Born in Shanghai, Hai-Ye Ni first came to international attention in 1990 when she won first prize at the Naumburg International Cello Competition, an achievement that was quickly followed by her greatly acclaimed Alice Tully Hall debut. Other honors and awards include a 2001 Avery Fisher Career Grant, second prize in the 1997 Rostropovich Competition (France), first prize in the 1996 International Paulo Cello Competition (Finland), and the 1994 Best Performance of Tchaikovsky prize at the International Tchaikovsky Competition (Russia).
Ms. Ni has been featured on ABC’s “20/20,” on National Public Radio, in The Strad magazine and in a cover story of Strings magazine. She is a visiting professor at the Shanghai Conservatory of Music and has given master classes at the Curtis Institute, Temple University, the Mannes School of Music, the Manhattan School of Music and Beijing’s Central Conservatory. She served on the jury of Finland’s Fifth Paulo International Cello competition in 2013 and the Naumburg competition in 2015.
Ms. Ni was associate principal cellist of the New York Philharmonic (1999-2006) and a member of Lincoln Center’s Chamber Music Society Two. She began her studies with her mother and at the Shanghai Conservatory, then studied with Irene Sharp at the San Francisco Conservatory, Joel Krosnick at Juilliard, and William Pleeth in London.
Beethoven Triple concerto
Boccherini in Bb major
Brahms Double concerto
Bright Sheng “Two Poems” for cello and orchestra
C.P.E. Bach in C minor
Dutilleux concerto “ tout un monde lointain…”
Dvorak “Silent Woods”
Haydn C Major and D major
Milhaud Concerto No.1, Op.136
Paul Moravec concerto for cello and orchestra
Prokofiev Sinfonia concertante Op.125
Saint Saens in A minor
Strauss “Don Quixote”
Tan Dun “The Map” Concerto for cello, orchestra and video
Tan Dun “Crouching Tiger” concerto
Tartini concerto in D major
Tchaikovsky Rococo Variations
Tchaikovsky Pezzo Capriccioso
Vivaldi concertos in A minor RV418, Bb major RV424, Eb major RV 408
Sonata No.2 in D major Felix Mendelssohn
Sonata in C major Benjamin Britten
Sonata for Cello and Piano in C major, Op.119 Sergie Prokofiev
Suite populaire espagnole Emanuel de Falla
It was a great pleasure to have Hai-Ye here. She gave a wonderful class and a tremendous concert.
University of Maryland
“Masterful Strings” series
April 24-25, 2018
Hai-Ye Ni performs with Marc-Andre Hamelin at La Jolla Summerfest
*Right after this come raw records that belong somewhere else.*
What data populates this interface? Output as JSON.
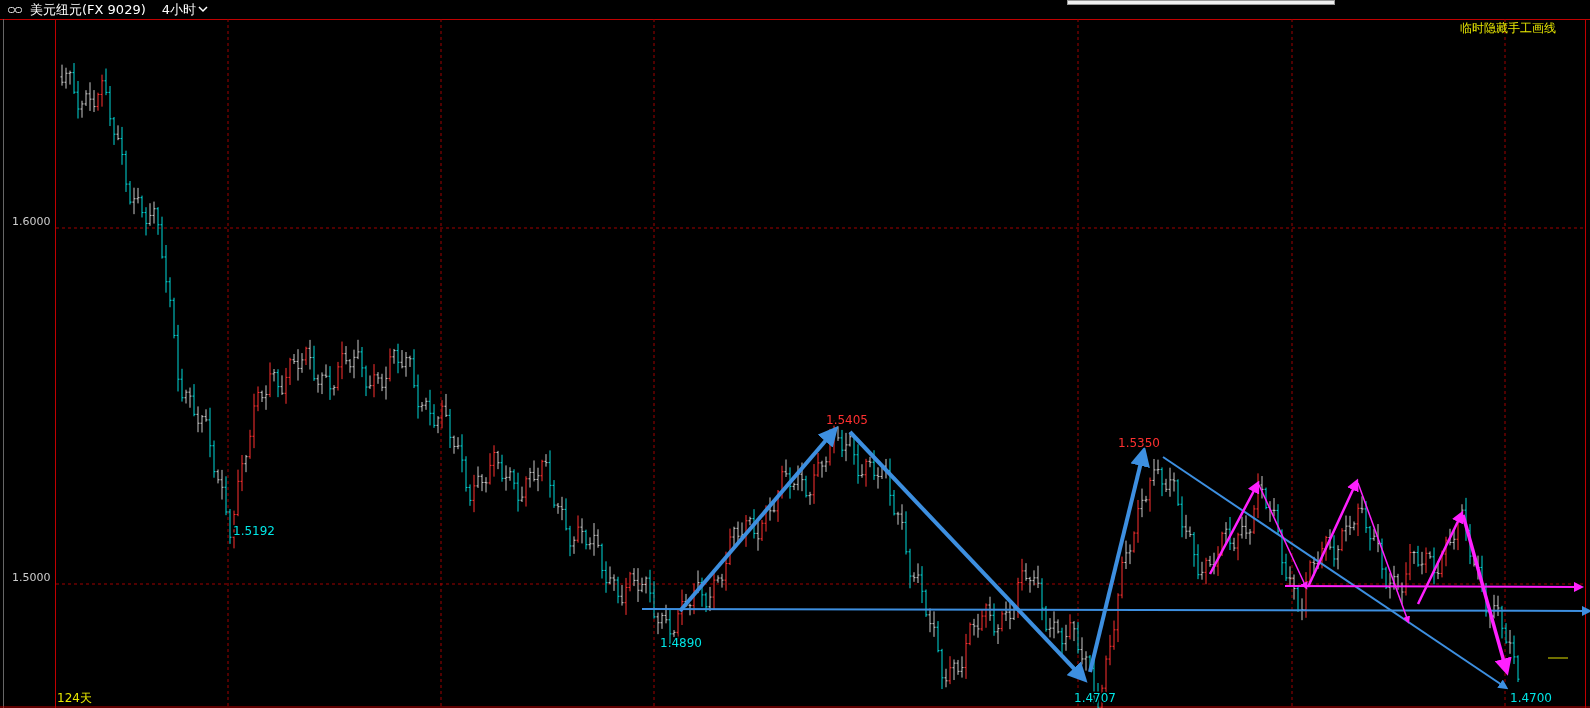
{
  "header": {
    "symbol": "美元纽元(FX 9029)",
    "period": "4小时"
  },
  "chart": {
    "y_axis_labels": [
      "1.6000",
      "1.5000"
    ],
    "toggle_label": "临时隐藏手工画线",
    "bar_count": "124天",
    "price_marks": [
      {
        "text": "1.5192",
        "color": "#00e5e5"
      },
      {
        "text": "1.5405",
        "color": "#ff3030"
      },
      {
        "text": "1.4890",
        "color": "#00e5e5"
      },
      {
        "text": "1.5350",
        "color": "#ff3030"
      },
      {
        "text": "1.4707",
        "color": "#00e5e5"
      },
      {
        "text": "1.4700",
        "color": "#00e5e5"
      }
    ]
  }
}
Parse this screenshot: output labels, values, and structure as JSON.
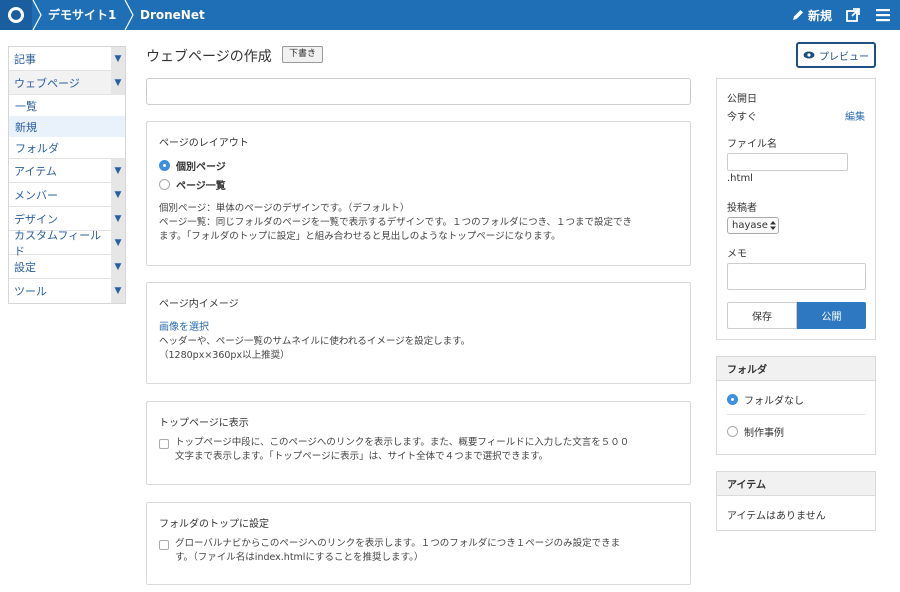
{
  "topbar": {
    "site_name": "デモサイト1",
    "app_name": "DroneNet",
    "new_label": "新規",
    "icons": [
      "logo-icon",
      "pencil-icon",
      "external-link-icon",
      "menu-icon"
    ]
  },
  "sidebar": {
    "items": [
      {
        "label": "記事"
      },
      {
        "label": "ウェブページ"
      },
      {
        "label": "アイテム"
      },
      {
        "label": "メンバー"
      },
      {
        "label": "デザイン"
      },
      {
        "label": "カスタムフィールド"
      },
      {
        "label": "設定"
      },
      {
        "label": "ツール"
      }
    ],
    "subitems": [
      {
        "label": "一覧"
      },
      {
        "label": "新規"
      },
      {
        "label": "フォルダ"
      }
    ],
    "arrow_glyph": "▼"
  },
  "header": {
    "title": "ウェブページの作成",
    "badge": "下書き",
    "preview_label": "プレビュー"
  },
  "layout_panel": {
    "heading": "ページのレイアウト",
    "options": [
      {
        "label": "個別ページ",
        "selected": true
      },
      {
        "label": "ページ一覧",
        "selected": false
      }
    ],
    "desc_lines": [
      "個別ページ：単体のページのデザインです。（デフォルト）",
      "ページ一覧：同じフォルダのページを一覧で表示するデザインです。１つのフォルダにつき、１つまで設定でき",
      "ます。「フォルダのトップに設定」と組み合わせると見出しのようなトップページになります。"
    ]
  },
  "image_panel": {
    "heading": "ページ内イメージ",
    "link": "画像を選択",
    "desc_lines": [
      "ヘッダーや、ページ一覧のサムネイルに使われるイメージを設定します。",
      "（1280px×360px以上推奨）"
    ]
  },
  "top_panel": {
    "heading": "トップページに表示",
    "desc_lines": [
      "トップページ中段に、このページへのリンクを表示します。また、概要フィールドに入力した文言を５００",
      "文字まで表示します。「トップページに表示」は、サイト全体で４つまで選択できます。"
    ]
  },
  "folder_top_panel": {
    "heading": "フォルダのトップに設定",
    "desc_lines": [
      "グローバルナビからこのページへのリンクを表示します。１つのフォルダにつき１ページのみ設定できま",
      "す。（ファイル名はindex.htmlにすることを推奨します。）"
    ]
  },
  "publish_panel": {
    "date_label": "公開日",
    "date_value": "今すぐ",
    "edit_label": "編集",
    "filename_label": "ファイル名",
    "filename_suffix": ".html",
    "author_label": "投稿者",
    "author_value": "hayase",
    "memo_label": "メモ",
    "save_label": "保存",
    "publish_label": "公開"
  },
  "folder_panel": {
    "heading": "フォルダ",
    "options": [
      {
        "label": "フォルダなし",
        "selected": true
      },
      {
        "label": "制作事例",
        "selected": false
      }
    ]
  },
  "item_panel": {
    "heading": "アイテム",
    "empty_text": "アイテムはありません"
  },
  "colors": {
    "topbar": "#1f6fb7",
    "accent": "#2e78c2",
    "link": "#2a6cb0"
  }
}
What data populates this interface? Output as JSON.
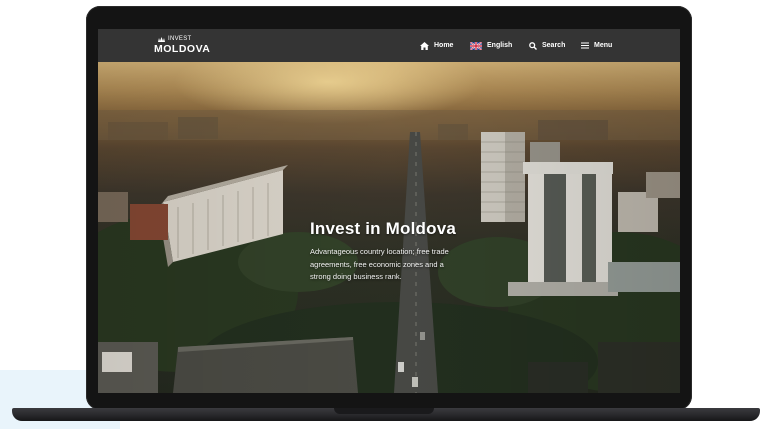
{
  "nav": {
    "logo_small": "INVEST",
    "logo_big": "MOLDOVA",
    "items": [
      {
        "label": "Home",
        "icon": "home-icon"
      },
      {
        "label": "English",
        "icon": "uk-flag-icon"
      },
      {
        "label": "Search",
        "icon": "search-icon"
      },
      {
        "label": "Menu",
        "icon": "menu-icon"
      }
    ]
  },
  "hero": {
    "title": "Invest in Moldova",
    "text": "Advantageous country location; free trade agreements, free economic zones and a strong doing business rank."
  },
  "colors": {
    "navbar": "#343434",
    "device": "#141414",
    "accent_bg": "#e9f4fb"
  }
}
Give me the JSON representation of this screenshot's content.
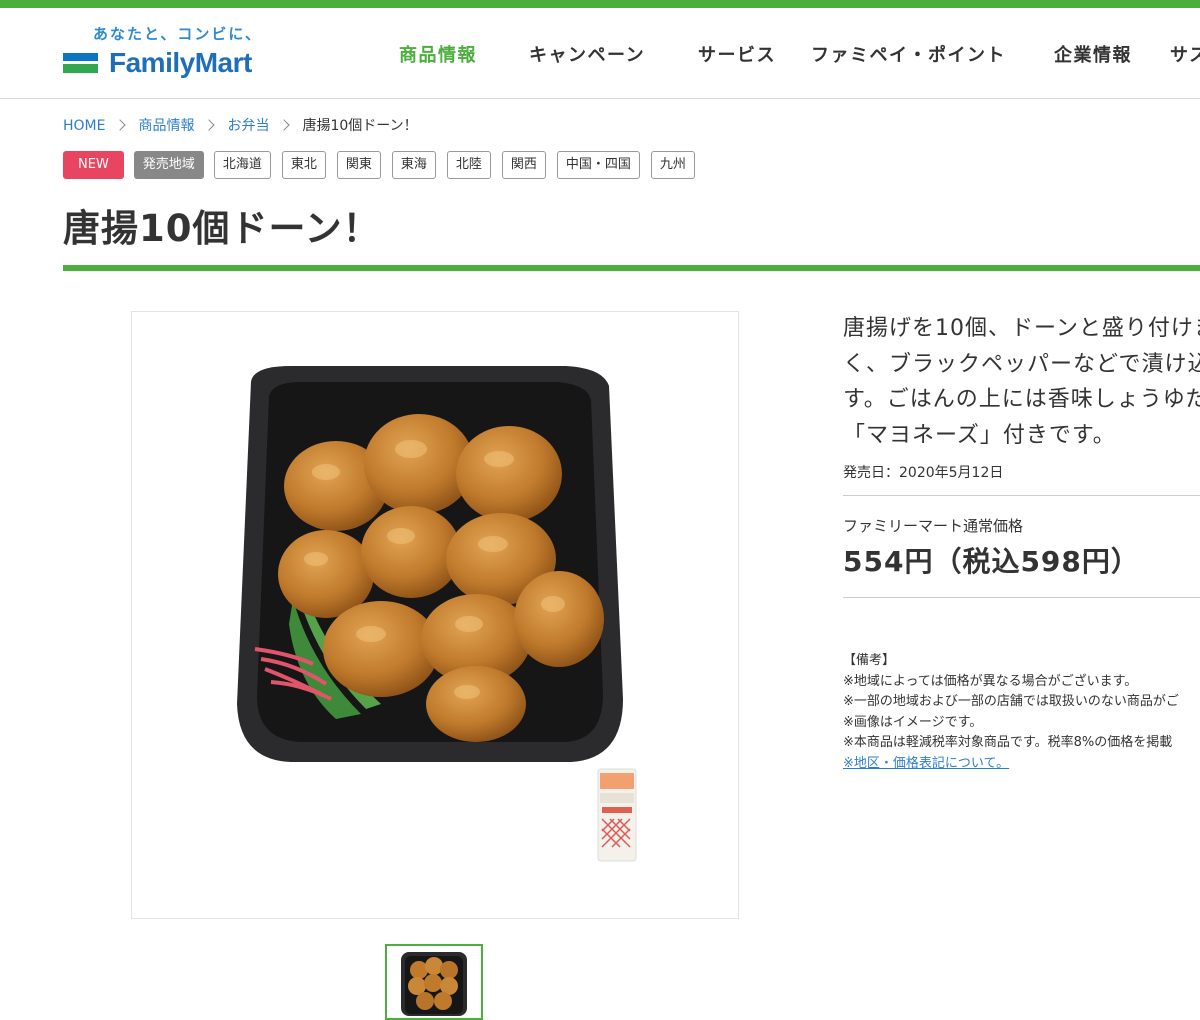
{
  "brand": {
    "tagline": "あなたと、コンビに、",
    "name": "FamilyMart",
    "colors": {
      "green": "#4caf3d",
      "blue": "#1f6fb8",
      "new_badge": "#e84560"
    }
  },
  "nav": {
    "items": [
      {
        "label": "商品情報",
        "active": true
      },
      {
        "label": "キャンペーン"
      },
      {
        "label": "サービス"
      },
      {
        "label": "ファミペイ・ポイント"
      },
      {
        "label": "企業情報"
      },
      {
        "label": "サス"
      }
    ]
  },
  "breadcrumb": {
    "items": [
      "HOME",
      "商品情報",
      "お弁当"
    ],
    "current": "唐揚10個ドーン！"
  },
  "tags": {
    "new": "NEW",
    "area_label": "発売地域",
    "regions": [
      "北海道",
      "東北",
      "関東",
      "東海",
      "北陸",
      "関西",
      "中国・四国",
      "九州"
    ]
  },
  "product": {
    "title": "唐揚10個ドーン！",
    "description_lines": [
      "唐揚げを10個、ドーンと盛り付けま",
      "く、ブラックペッパーなどで漬け込",
      "す。ごはんの上には香味しょうゆだ",
      "「マヨネーズ」付きです。"
    ],
    "release": "発売日：2020年5月12日",
    "price_label": "ファミリーマート通常価格",
    "price": "554円（税込598円）",
    "notes": {
      "heading": "【備考】",
      "lines": [
        "※地域によっては価格が異なる場合がございます。",
        "※一部の地域および一部の店舗では取扱いのない商品がご",
        "※画像はイメージです。",
        "※本商品は軽減税率対象商品です。税率8%の価格を掲載"
      ],
      "link": "※地区・価格表記について。"
    }
  },
  "images": {
    "main": "fried-chicken-bento-photo",
    "thumbnail": "fried-chicken-bento-thumbnail"
  }
}
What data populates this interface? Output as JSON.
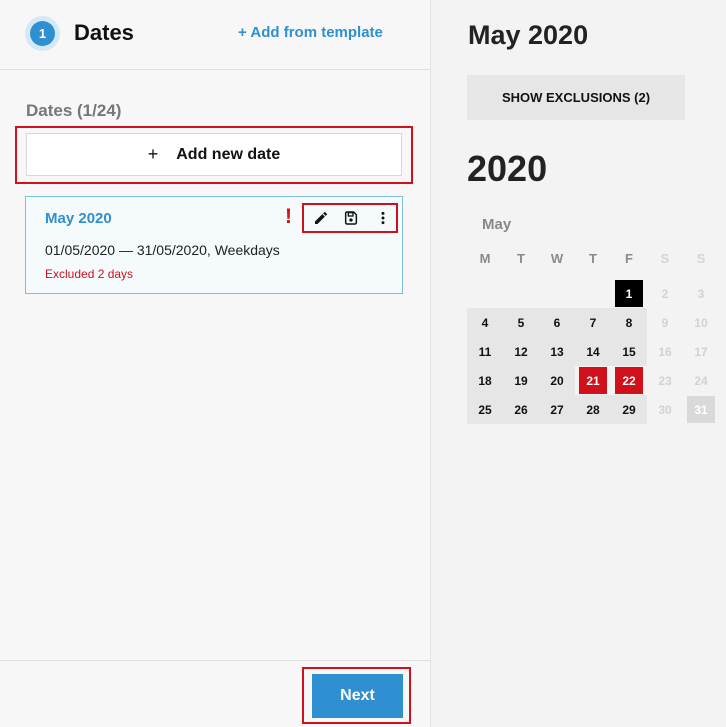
{
  "header": {
    "step_number": "1",
    "title": "Dates",
    "add_template_label": "+ Add from template"
  },
  "dates_section": {
    "count_label": "Dates (1/24)",
    "add_button_plus": "+",
    "add_button_label": "Add new date"
  },
  "date_card": {
    "title": "May 2020",
    "range": "01/05/2020 — 31/05/2020, Weekdays",
    "excluded": "Excluded 2 days",
    "warning": "!"
  },
  "footer": {
    "next_label": "Next"
  },
  "calendar_panel": {
    "month_title": "May 2020",
    "show_exclusions_label": "SHOW EXCLUSIONS (2)",
    "year": "2020",
    "month_name": "May",
    "weekdays": [
      "M",
      "T",
      "W",
      "T",
      "F",
      "S",
      "S"
    ],
    "weeks": [
      [
        "",
        "",
        "",
        "",
        "1",
        "2",
        "3"
      ],
      [
        "4",
        "5",
        "6",
        "7",
        "8",
        "9",
        "10"
      ],
      [
        "11",
        "12",
        "13",
        "14",
        "15",
        "16",
        "17"
      ],
      [
        "18",
        "19",
        "20",
        "21",
        "22",
        "23",
        "24"
      ],
      [
        "25",
        "26",
        "27",
        "28",
        "29",
        "30",
        "31"
      ]
    ],
    "selected_day": "1",
    "excluded_days": [
      "21",
      "22"
    ],
    "highlighted_day": "31"
  },
  "colors": {
    "accent": "#2f8fd0",
    "danger": "#d0101a"
  },
  "icons": [
    "pencil-icon",
    "save-icon",
    "more-vertical-icon",
    "warning-icon"
  ]
}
It’s no surprise that a passionate advocate for pianist-composers should also be a fine composer. Hamelin’s “Four Perspectives” for cello and piano are well versed in mid-20th-century expressionism. This was cross-pollinated with the brutalism of early Soviet avant-garde music or the primitivism of ornery Americans like Antheil and Ornstein, repertory that Hamelin has lovingly explored as a pianist.
It was revealing, though, to hear a Hamelin opus that was not a remix — however clever and entertaining — of piano repertory. Most of his recorded compositions are such works, and while undeniably well-written, they seem more homages to earlier music than personal statements. Whether Wednesday’s premiere marked a new direction for Hamelin, or if he has a back catalog of similar works to be heard, it was good to experience a new perspective of this fascinating musician.
His cello part carried most of the music’s argument, and cellist Hai-Ye Ni proved a persuasive interpreter. The piano was subdued and confined to the low registers through the first two movements, coming to the fore in the last two movements with pulsing, grinding chords that jumped all over the keyboard, all confidently handled by Hamelin.
August 25, 2016